“Medicines Australia is not persuaded that a case for broad-ranging or radical reform has been made. Many of the options are quite radical, and would provide major disruption to a system that has served Australia well for many years,” Mr Catelin said.
“Rather than embarking on major reforms that would overturn many successful arrangements and lead to great unpredictability, Medicines Australia believes that incremental changes should be explored to make the existing systems work more efficiently,” Mr Catelin added.
In its response, the National Pharmaceutical Services Association (NPSA) outlined several general and specific concerns with the Interim Report’s findings, which fail overall to sufficiently recognise the complex, interdependent relationships that exist across the pharmaceutical supply chain and for the wholesaling industry in particular.
The Interim Report outlines three alternative options relating to the distribution of medicines to community pharmacy. The Review Panel’s preferred alternative (6-1) suggests putting the obligation of medicine delivery directly on manufacturers through a panel of distributors, while the second (6-2) retains the Community Service Obligation (CSO). The last of the three alternatives (6-3) suggests a “separate review of the CSO to ensure current arrangements demonstrate value for money”.
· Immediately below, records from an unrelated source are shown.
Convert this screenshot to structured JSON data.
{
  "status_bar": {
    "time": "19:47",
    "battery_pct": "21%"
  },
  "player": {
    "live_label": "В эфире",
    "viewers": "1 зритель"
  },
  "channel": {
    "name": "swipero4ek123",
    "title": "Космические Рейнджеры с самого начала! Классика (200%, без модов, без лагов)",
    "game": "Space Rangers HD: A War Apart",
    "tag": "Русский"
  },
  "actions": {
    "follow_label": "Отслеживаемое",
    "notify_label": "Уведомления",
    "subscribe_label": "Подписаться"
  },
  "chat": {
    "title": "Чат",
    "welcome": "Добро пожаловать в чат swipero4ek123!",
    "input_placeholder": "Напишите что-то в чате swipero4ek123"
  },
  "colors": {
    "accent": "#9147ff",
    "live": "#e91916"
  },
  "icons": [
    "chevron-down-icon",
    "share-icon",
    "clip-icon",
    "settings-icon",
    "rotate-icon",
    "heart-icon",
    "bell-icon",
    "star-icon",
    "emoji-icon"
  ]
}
“Implementing a Manufacturer Distribution Model offers no obvious benefit and has significant drawbacks, including greater regulatory burden for government; greater administrative burden for pharmacy; increased risks to medicines availability due to diminished system redundancy; greater complexity across the supply chain and the potential for market power imbalance,” NPSA Chair Mark Hooper said. “It is not supported by NPSA and we are yet to find an industry association in the entire medicines sector who does,” he added.
“We are talking about a critical medicine supply chain that underpins the Government’s own National Medicines Policy (NMP). In the interests of Australian consumers and our community pharmacy customers who are dependent on it, CSO wholesalers remain committed to finding a workable outcome for Government and sustainable remuneration for the sector.”
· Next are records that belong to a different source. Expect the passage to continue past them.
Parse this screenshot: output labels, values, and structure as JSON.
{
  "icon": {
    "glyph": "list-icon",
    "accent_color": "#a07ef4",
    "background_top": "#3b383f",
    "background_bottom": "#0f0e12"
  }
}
The Generic and Biosimilar Medicines Association similarly expressed concerns about a Manufacturer Distribution Model in its response, noting that it will threaten commercial viability for manufacturers of generic medicines.
“Placing the onus for distribution on suppliers of generic medicines will only add to the cost of doing business. It will shift the scale towards commercial unviability and therefore cessation of supply for a significant number of generic medicines that Australians rely on to keep them well. It may also hinder competition, tipping the scale heavily in favour of larger manufacturers,” GBMA CEO Belinda Wood said.
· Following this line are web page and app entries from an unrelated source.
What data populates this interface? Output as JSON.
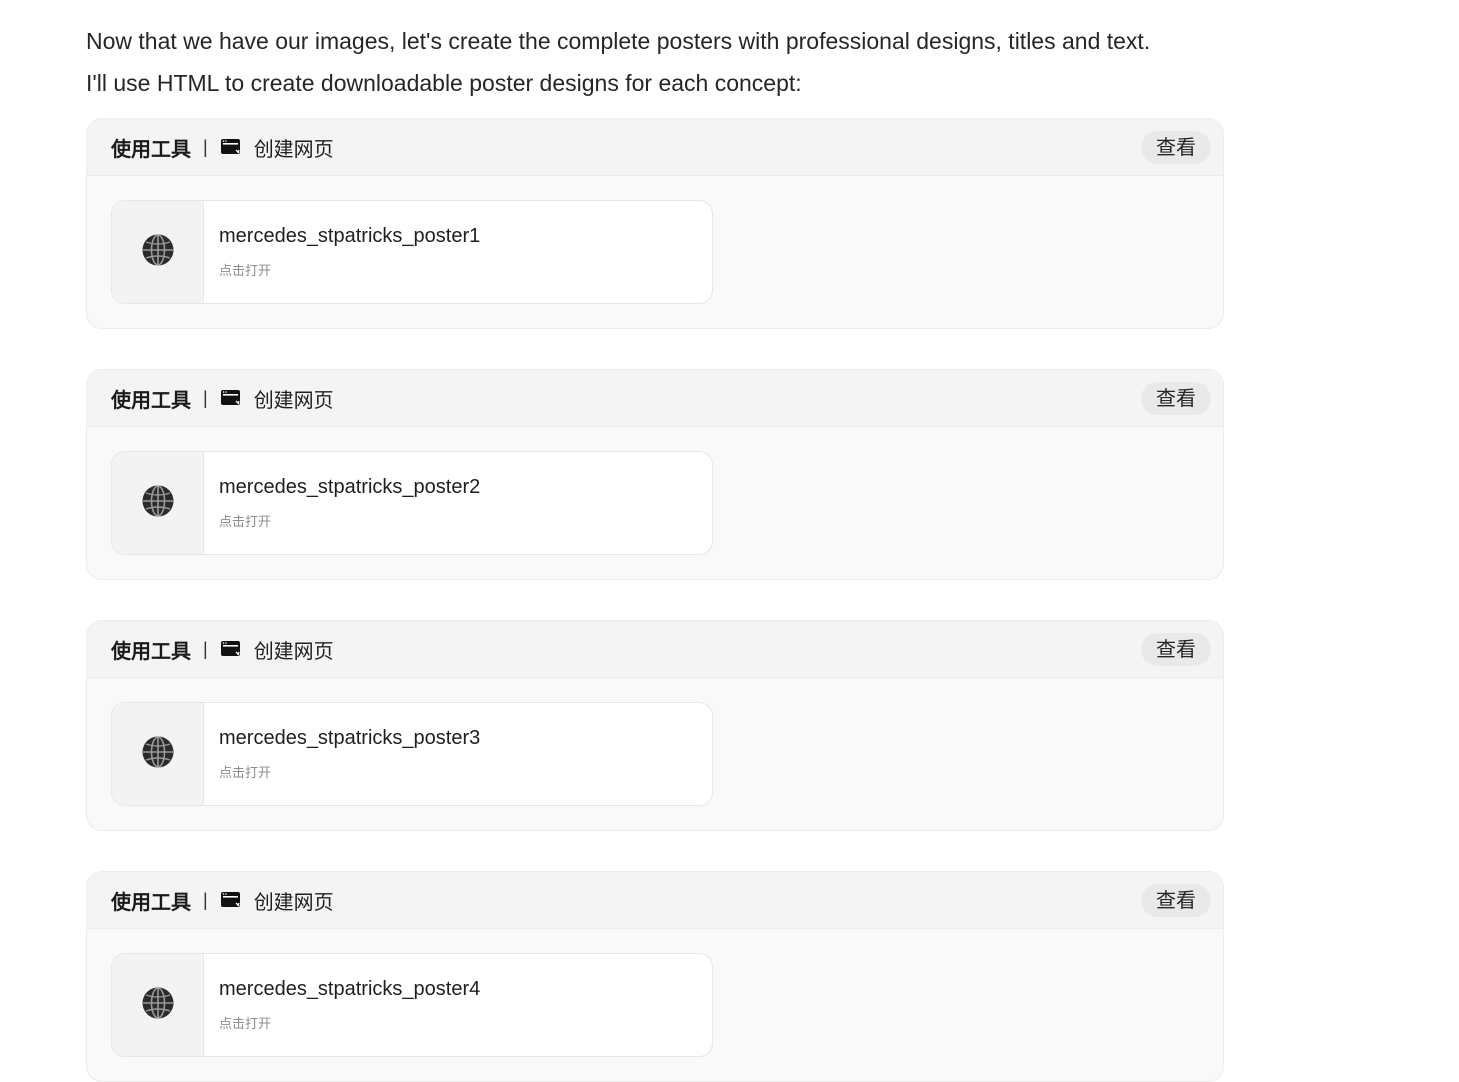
{
  "intro": {
    "line1": "Now that we have our images, let's create the complete posters with professional designs, titles and text.",
    "line2": "I'll use HTML to create downloadable poster designs for each concept:"
  },
  "tool_cards": [
    {
      "tool_label": "使用工具",
      "separator": "|",
      "tool_icon": "webpage-window-icon",
      "tool_name": "创建网页",
      "view_label": "查看",
      "file": {
        "icon": "globe-icon",
        "name": "mercedes_stpatricks_poster1",
        "hint": "点击打开"
      }
    },
    {
      "tool_label": "使用工具",
      "separator": "|",
      "tool_icon": "webpage-window-icon",
      "tool_name": "创建网页",
      "view_label": "查看",
      "file": {
        "icon": "globe-icon",
        "name": "mercedes_stpatricks_poster2",
        "hint": "点击打开"
      }
    },
    {
      "tool_label": "使用工具",
      "separator": "|",
      "tool_icon": "webpage-window-icon",
      "tool_name": "创建网页",
      "view_label": "查看",
      "file": {
        "icon": "globe-icon",
        "name": "mercedes_stpatricks_poster3",
        "hint": "点击打开"
      }
    },
    {
      "tool_label": "使用工具",
      "separator": "|",
      "tool_icon": "webpage-window-icon",
      "tool_name": "创建网页",
      "view_label": "查看",
      "file": {
        "icon": "globe-icon",
        "name": "mercedes_stpatricks_poster4",
        "hint": "点击打开"
      }
    }
  ],
  "colors": {
    "card_background": "#f9f9f9",
    "header_background": "#f4f4f4",
    "view_button_background": "#e9e9e9",
    "hint_text": "#8c8c8c"
  }
}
The GBMA also strongly disagrees that tendering for generic medicines would improve supply chain efficiency and reduce costs to the Australian community. Ms Wood said, “a tendering system for generic medicines poses more risks for Australian consumers than benefits. It will only reduce patient choice, cause medicine shortages and rationing, destroy investment in this country, and irreparably damage the sector that seeks to make medicines affordable.”
While not as staunchly opposed, the Australian Self Medication Industry (ASMI) called for further assessment of any option relating to the tendering for the listing of generics. ASMI also expressed concern about increased regulation around the sale of Complementary Medicines (CMs).
“ASMI supports education and improved health literacy of consumers but does not believe separating CMs within pharmacy is an effective strategy due to the multiple market channels they are available through and may lead to a misconception that they carry no medical efficacy,” ASMI Chair Lindsay Forrest said.
Contact: Donna Edman 0419850174